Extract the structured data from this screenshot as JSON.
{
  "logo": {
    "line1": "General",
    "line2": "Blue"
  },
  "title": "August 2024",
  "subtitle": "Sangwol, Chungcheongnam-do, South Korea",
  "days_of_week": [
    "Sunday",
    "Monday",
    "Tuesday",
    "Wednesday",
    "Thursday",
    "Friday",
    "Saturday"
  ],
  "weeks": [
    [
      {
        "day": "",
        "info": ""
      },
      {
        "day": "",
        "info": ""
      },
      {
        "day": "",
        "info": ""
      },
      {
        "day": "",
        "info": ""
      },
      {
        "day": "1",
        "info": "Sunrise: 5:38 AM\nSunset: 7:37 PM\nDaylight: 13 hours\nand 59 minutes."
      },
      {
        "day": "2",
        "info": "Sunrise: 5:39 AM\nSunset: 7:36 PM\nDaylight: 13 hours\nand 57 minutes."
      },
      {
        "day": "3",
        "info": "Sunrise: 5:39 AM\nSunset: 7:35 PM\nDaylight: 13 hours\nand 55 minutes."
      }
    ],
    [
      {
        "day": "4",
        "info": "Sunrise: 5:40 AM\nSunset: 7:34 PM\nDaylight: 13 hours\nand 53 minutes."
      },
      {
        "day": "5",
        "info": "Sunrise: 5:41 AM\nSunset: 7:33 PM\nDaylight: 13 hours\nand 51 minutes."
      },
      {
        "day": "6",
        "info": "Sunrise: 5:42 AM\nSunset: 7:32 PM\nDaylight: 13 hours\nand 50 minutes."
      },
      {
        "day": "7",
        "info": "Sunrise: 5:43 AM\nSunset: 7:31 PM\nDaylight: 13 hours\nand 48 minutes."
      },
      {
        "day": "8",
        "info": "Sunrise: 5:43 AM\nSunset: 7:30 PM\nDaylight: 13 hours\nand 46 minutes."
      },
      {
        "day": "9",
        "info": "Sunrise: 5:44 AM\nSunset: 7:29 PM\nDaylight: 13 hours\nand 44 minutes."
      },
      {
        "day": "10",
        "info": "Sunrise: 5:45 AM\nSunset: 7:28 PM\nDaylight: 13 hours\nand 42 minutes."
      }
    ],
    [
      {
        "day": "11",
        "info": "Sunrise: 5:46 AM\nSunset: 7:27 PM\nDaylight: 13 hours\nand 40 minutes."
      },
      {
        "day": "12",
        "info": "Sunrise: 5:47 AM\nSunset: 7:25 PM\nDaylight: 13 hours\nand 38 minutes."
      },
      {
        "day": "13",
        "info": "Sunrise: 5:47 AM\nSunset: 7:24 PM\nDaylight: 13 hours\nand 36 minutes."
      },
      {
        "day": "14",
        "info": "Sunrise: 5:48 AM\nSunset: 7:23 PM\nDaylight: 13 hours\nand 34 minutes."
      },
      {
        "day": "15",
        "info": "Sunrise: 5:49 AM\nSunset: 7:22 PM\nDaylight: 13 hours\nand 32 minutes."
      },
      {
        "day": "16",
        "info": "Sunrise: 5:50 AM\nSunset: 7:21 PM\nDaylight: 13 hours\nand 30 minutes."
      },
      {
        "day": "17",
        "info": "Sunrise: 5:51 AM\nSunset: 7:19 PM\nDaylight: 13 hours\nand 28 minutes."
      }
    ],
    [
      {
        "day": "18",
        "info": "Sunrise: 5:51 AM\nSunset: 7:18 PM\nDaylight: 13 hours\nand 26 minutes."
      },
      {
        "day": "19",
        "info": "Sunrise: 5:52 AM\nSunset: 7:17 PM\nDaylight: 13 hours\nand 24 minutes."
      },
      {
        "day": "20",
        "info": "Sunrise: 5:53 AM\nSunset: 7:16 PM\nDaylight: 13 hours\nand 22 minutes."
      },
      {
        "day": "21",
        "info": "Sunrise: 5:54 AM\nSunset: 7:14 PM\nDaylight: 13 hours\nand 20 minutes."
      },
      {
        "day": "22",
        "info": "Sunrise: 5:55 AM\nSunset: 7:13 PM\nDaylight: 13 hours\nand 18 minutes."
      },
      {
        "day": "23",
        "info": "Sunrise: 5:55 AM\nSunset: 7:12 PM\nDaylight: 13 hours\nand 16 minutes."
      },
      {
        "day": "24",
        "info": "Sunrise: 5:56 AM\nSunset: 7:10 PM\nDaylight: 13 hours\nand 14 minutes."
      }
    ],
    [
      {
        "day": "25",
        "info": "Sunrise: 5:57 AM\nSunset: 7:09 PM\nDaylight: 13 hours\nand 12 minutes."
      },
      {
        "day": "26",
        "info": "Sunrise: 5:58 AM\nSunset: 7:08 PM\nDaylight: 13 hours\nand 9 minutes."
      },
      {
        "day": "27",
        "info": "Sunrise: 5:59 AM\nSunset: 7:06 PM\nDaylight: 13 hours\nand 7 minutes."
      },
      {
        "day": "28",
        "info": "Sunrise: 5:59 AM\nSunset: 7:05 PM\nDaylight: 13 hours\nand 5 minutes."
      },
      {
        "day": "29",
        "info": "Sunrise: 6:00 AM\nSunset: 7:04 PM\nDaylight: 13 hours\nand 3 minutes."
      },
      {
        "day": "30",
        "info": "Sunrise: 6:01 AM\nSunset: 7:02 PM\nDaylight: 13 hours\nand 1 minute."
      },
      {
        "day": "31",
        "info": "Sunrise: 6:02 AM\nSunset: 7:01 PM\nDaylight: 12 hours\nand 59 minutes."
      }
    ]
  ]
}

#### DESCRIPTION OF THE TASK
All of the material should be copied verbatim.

#### SOLUTION
Extract the structured data from this screenshot as JSON.
{
  "logo": {
    "line1": "General",
    "line2": "Blue"
  },
  "title": "August 2024",
  "subtitle": "Sangwol, Chungcheongnam-do, South Korea",
  "days_of_week": [
    "Sunday",
    "Monday",
    "Tuesday",
    "Wednesday",
    "Thursday",
    "Friday",
    "Saturday"
  ],
  "weeks": [
    [
      {
        "day": "",
        "info": ""
      },
      {
        "day": "",
        "info": ""
      },
      {
        "day": "",
        "info": ""
      },
      {
        "day": "",
        "info": ""
      },
      {
        "day": "1",
        "info": "Sunrise: 5:38 AM\nSunset: 7:37 PM\nDaylight: 13 hours\nand 59 minutes."
      },
      {
        "day": "2",
        "info": "Sunrise: 5:39 AM\nSunset: 7:36 PM\nDaylight: 13 hours\nand 57 minutes."
      },
      {
        "day": "3",
        "info": "Sunrise: 5:39 AM\nSunset: 7:35 PM\nDaylight: 13 hours\nand 55 minutes."
      }
    ],
    [
      {
        "day": "4",
        "info": "Sunrise: 5:40 AM\nSunset: 7:34 PM\nDaylight: 13 hours\nand 53 minutes."
      },
      {
        "day": "5",
        "info": "Sunrise: 5:41 AM\nSunset: 7:33 PM\nDaylight: 13 hours\nand 51 minutes."
      },
      {
        "day": "6",
        "info": "Sunrise: 5:42 AM\nSunset: 7:32 PM\nDaylight: 13 hours\nand 50 minutes."
      },
      {
        "day": "7",
        "info": "Sunrise: 5:43 AM\nSunset: 7:31 PM\nDaylight: 13 hours\nand 48 minutes."
      },
      {
        "day": "8",
        "info": "Sunrise: 5:43 AM\nSunset: 7:30 PM\nDaylight: 13 hours\nand 46 minutes."
      },
      {
        "day": "9",
        "info": "Sunrise: 5:44 AM\nSunset: 7:29 PM\nDaylight: 13 hours\nand 44 minutes."
      },
      {
        "day": "10",
        "info": "Sunrise: 5:45 AM\nSunset: 7:28 PM\nDaylight: 13 hours\nand 42 minutes."
      }
    ],
    [
      {
        "day": "11",
        "info": "Sunrise: 5:46 AM\nSunset: 7:27 PM\nDaylight: 13 hours\nand 40 minutes."
      },
      {
        "day": "12",
        "info": "Sunrise: 5:47 AM\nSunset: 7:25 PM\nDaylight: 13 hours\nand 38 minutes."
      },
      {
        "day": "13",
        "info": "Sunrise: 5:47 AM\nSunset: 7:24 PM\nDaylight: 13 hours\nand 36 minutes."
      },
      {
        "day": "14",
        "info": "Sunrise: 5:48 AM\nSunset: 7:23 PM\nDaylight: 13 hours\nand 34 minutes."
      },
      {
        "day": "15",
        "info": "Sunrise: 5:49 AM\nSunset: 7:22 PM\nDaylight: 13 hours\nand 32 minutes."
      },
      {
        "day": "16",
        "info": "Sunrise: 5:50 AM\nSunset: 7:21 PM\nDaylight: 13 hours\nand 30 minutes."
      },
      {
        "day": "17",
        "info": "Sunrise: 5:51 AM\nSunset: 7:19 PM\nDaylight: 13 hours\nand 28 minutes."
      }
    ],
    [
      {
        "day": "18",
        "info": "Sunrise: 5:51 AM\nSunset: 7:18 PM\nDaylight: 13 hours\nand 26 minutes."
      },
      {
        "day": "19",
        "info": "Sunrise: 5:52 AM\nSunset: 7:17 PM\nDaylight: 13 hours\nand 24 minutes."
      },
      {
        "day": "20",
        "info": "Sunrise: 5:53 AM\nSunset: 7:16 PM\nDaylight: 13 hours\nand 22 minutes."
      },
      {
        "day": "21",
        "info": "Sunrise: 5:54 AM\nSunset: 7:14 PM\nDaylight: 13 hours\nand 20 minutes."
      },
      {
        "day": "22",
        "info": "Sunrise: 5:55 AM\nSunset: 7:13 PM\nDaylight: 13 hours\nand 18 minutes."
      },
      {
        "day": "23",
        "info": "Sunrise: 5:55 AM\nSunset: 7:12 PM\nDaylight: 13 hours\nand 16 minutes."
      },
      {
        "day": "24",
        "info": "Sunrise: 5:56 AM\nSunset: 7:10 PM\nDaylight: 13 hours\nand 14 minutes."
      }
    ],
    [
      {
        "day": "25",
        "info": "Sunrise: 5:57 AM\nSunset: 7:09 PM\nDaylight: 13 hours\nand 12 minutes."
      },
      {
        "day": "26",
        "info": "Sunrise: 5:58 AM\nSunset: 7:08 PM\nDaylight: 13 hours\nand 9 minutes."
      },
      {
        "day": "27",
        "info": "Sunrise: 5:59 AM\nSunset: 7:06 PM\nDaylight: 13 hours\nand 7 minutes."
      },
      {
        "day": "28",
        "info": "Sunrise: 5:59 AM\nSunset: 7:05 PM\nDaylight: 13 hours\nand 5 minutes."
      },
      {
        "day": "29",
        "info": "Sunrise: 6:00 AM\nSunset: 7:04 PM\nDaylight: 13 hours\nand 3 minutes."
      },
      {
        "day": "30",
        "info": "Sunrise: 6:01 AM\nSunset: 7:02 PM\nDaylight: 13 hours\nand 1 minute."
      },
      {
        "day": "31",
        "info": "Sunrise: 6:02 AM\nSunset: 7:01 PM\nDaylight: 12 hours\nand 59 minutes."
      }
    ]
  ]
}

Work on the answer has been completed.